       Every person shall have the right to

(a) lawful and procedurally fair administrative action, Which is justified in relation to the reasons given whether his or her rights, freedoms, legitimate expectations or interests are affected or threatened;  and

(b)  be furnished with reasons in writing for       administrative action where his or her rights, freedoms, legitimate expectations or if those interests are known.

Consequently, the applicant seeks an Order of court to nullify the Order for cancellation of the licence and further  an Order declaring that the Principal Secretary for the 1st Defendant did not have powers to cancel or revoke a licence where the provisions of the order or conditions under which the licence was issued were complied with.

Indeed, under Section 43 of the Constitution it is a must that a public officer performing his duties as such should give reasons for a decision he makes against any person.  Where this is not done the decisions should be subject to a judicial review.  It is obvious from the letter quoted above that the cancellation of the licence was made without giving reasons for that action.  This is contrary to what the Constitution provides, a right to "be furnished with reasons in writing for administrative action......".  I see and can read no reason given in this letter for the cancellation of the licence.  I hold, therefore, that the decision by the Principal Secretary to revoke is inoperative and of no effect.

Furthermore, the licence was cancelled without giving the applicant the right to be heard.  The right to be heard is called natural justice.  By proceeding to cancel the licence without giving the applicant the opportunity of being heard, clearly, the Principal Secretary was guilty of infringing the constitutional rights of the applicant.

In KANDA v GOVERNMENT OF MALASIA 1962 A.C.322, Lord Denning delivering a judgement of their Lordships in the House of Lords at page 337, had this to say:-

"If a right to be heard is to be a real right which is worth anything, it must carry with it a right in the accused man to know the case which is made against him.  He must know what evidence has been given and what statement has been made affecting him;  and he must be given a fair opportunity to correct or contradict them."
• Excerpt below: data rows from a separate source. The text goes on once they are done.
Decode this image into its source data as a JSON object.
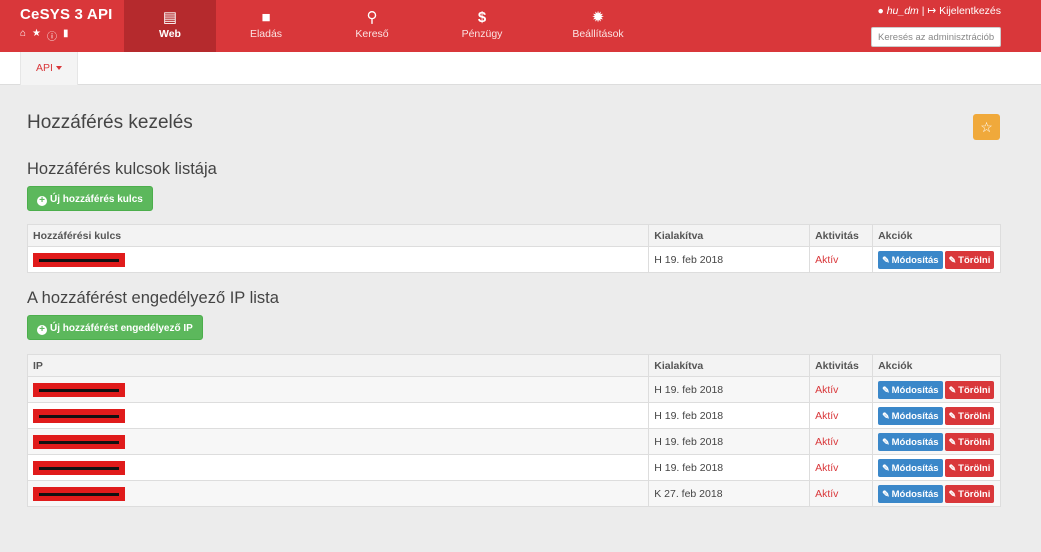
{
  "brand": {
    "title": "CeSYS 3 API"
  },
  "nav": [
    {
      "label": "Web",
      "icon": "web-icon",
      "active": true
    },
    {
      "label": "Eladás",
      "icon": "briefcase-icon"
    },
    {
      "label": "Kereső",
      "icon": "search-icon"
    },
    {
      "label": "Pénzügy",
      "icon": "dollar-icon"
    },
    {
      "label": "Beállítások",
      "icon": "gear-icon"
    }
  ],
  "user": {
    "name": "hu_dm",
    "separator": "|",
    "logout": "Kijelentkezés"
  },
  "admin_search": {
    "placeholder": "Keresés az adminisztrációban"
  },
  "subnav": {
    "api_label": "API"
  },
  "page": {
    "title": "Hozzáférés kezelés"
  },
  "keys_section": {
    "title": "Hozzáférés kulcsok listája",
    "new_button": "Új hozzáférés kulcs",
    "headers": {
      "key": "Hozzáférési kulcs",
      "created": "Kialakítva",
      "activity": "Aktivitás",
      "actions": "Akciók"
    },
    "rows": [
      {
        "created": "H 19. feb 2018",
        "status": "Aktív"
      }
    ]
  },
  "ip_section": {
    "title": "A hozzáférést engedélyező IP lista",
    "new_button": "Új hozzáférést engedélyező IP",
    "headers": {
      "ip": "IP",
      "created": "Kialakítva",
      "activity": "Aktivitás",
      "actions": "Akciók"
    },
    "rows": [
      {
        "created": "H 19. feb 2018",
        "status": "Aktív"
      },
      {
        "created": "H 19. feb 2018",
        "status": "Aktív"
      },
      {
        "created": "H 19. feb 2018",
        "status": "Aktív"
      },
      {
        "created": "H 19. feb 2018",
        "status": "Aktív"
      },
      {
        "created": "K 27. feb 2018",
        "status": "Aktív"
      }
    ]
  },
  "actions": {
    "edit": "Módosítás",
    "delete": "Törölni"
  },
  "colors": {
    "primary": "#d9373a",
    "success": "#5cb85c",
    "info": "#3a87c9",
    "warning": "#f0a93b"
  }
}
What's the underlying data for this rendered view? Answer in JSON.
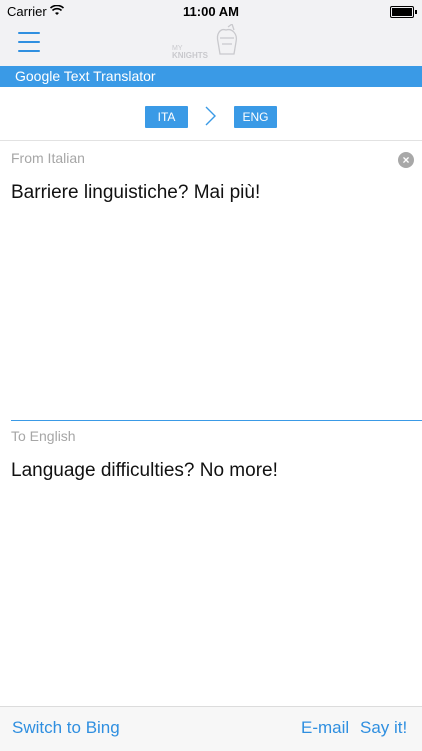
{
  "status_bar": {
    "carrier": "Carrier",
    "time": "11:00 AM"
  },
  "nav": {
    "logo_text": "KNIGHTS"
  },
  "title_strip": {
    "title": "Google Text Translator"
  },
  "language": {
    "from": "ITA",
    "to": "ENG"
  },
  "source": {
    "label": "From Italian",
    "text": "Barriere linguistiche? Mai più!"
  },
  "result": {
    "label": "To English",
    "text": "Language difficulties? No more!"
  },
  "toolbar": {
    "bing_label": "Switch to Bing",
    "email_label": "E-mail",
    "sayit_label": "Say it!"
  },
  "colors": {
    "accent": "#3a9ae6",
    "status_bg": "#f2f2f4"
  }
}
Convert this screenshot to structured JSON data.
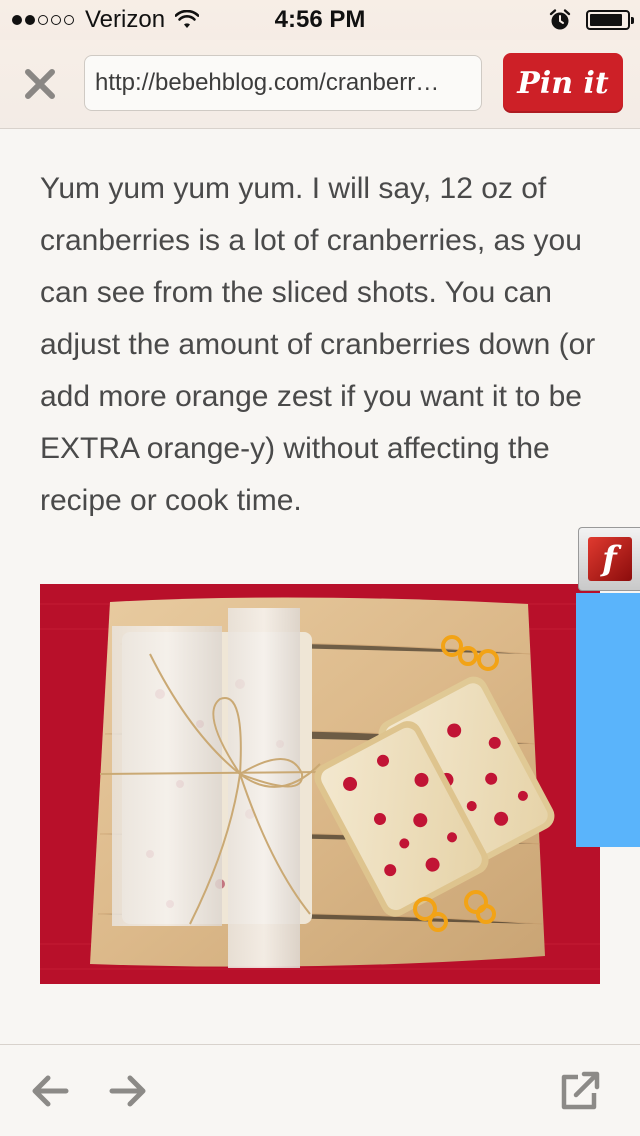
{
  "status_bar": {
    "carrier": "Verizon",
    "time": "4:56 PM",
    "signal_bars_filled": 2,
    "signal_bars_total": 5,
    "battery_level": 0.9
  },
  "toolbar": {
    "url": "http://bebehblog.com/cranberr…",
    "pin_button_label": "Pin it",
    "close_icon": "close-x-icon",
    "pin_button_color": "#cd2027"
  },
  "article": {
    "paragraph": "Yum yum yum yum. I will say, 12 oz of cranberries is a lot of cranberries, as you can see from the sliced shots. You can adjust the amount of cranberries down (or add more orange zest if you want it to be EXTRA orange-y) without affecting the recipe or cook time."
  },
  "flash_badge": {
    "letter": "f",
    "icon": "adobe-flash-icon"
  },
  "side_panel": {
    "color": "#5ab4fb"
  },
  "bottom_bar": {
    "back_icon": "arrow-left-icon",
    "forward_icon": "arrow-right-icon",
    "share_icon": "open-external-icon"
  }
}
From the foregoing, it is obvious the Principal Secretary's action in cancelling this licence was both unconstitutional and against the principles of natural justice.

The cancellation, I hold, was done in bad faith.  The licence was issued on 13th September 2002.  The expiry date of the licence was 13th December 2002.  Before the licence's duration had expired, the Principal Secretary withdrew, evoked and cancelled the licence more specifically on 20th September 2002.  The cancellation was made against the provisions of Section 43 of the constitution and without following the principles of natural justice.  In my ruling, I hold that there was unreasonable use, (if not abuse) of the power by a public authority in the cancellation of the licence.  There was a denial of natural justice.  I, therefore, and hereby quash the decision and ultimate order by the Principal Secretary.  The sugar must be released forthwith to the applicant and the Malawi Revenue Authority must proceed to attend to customs formalities pertaining thereto.

MADE in chambers on 6th day of December 2002.

W.M M. Hanjahanja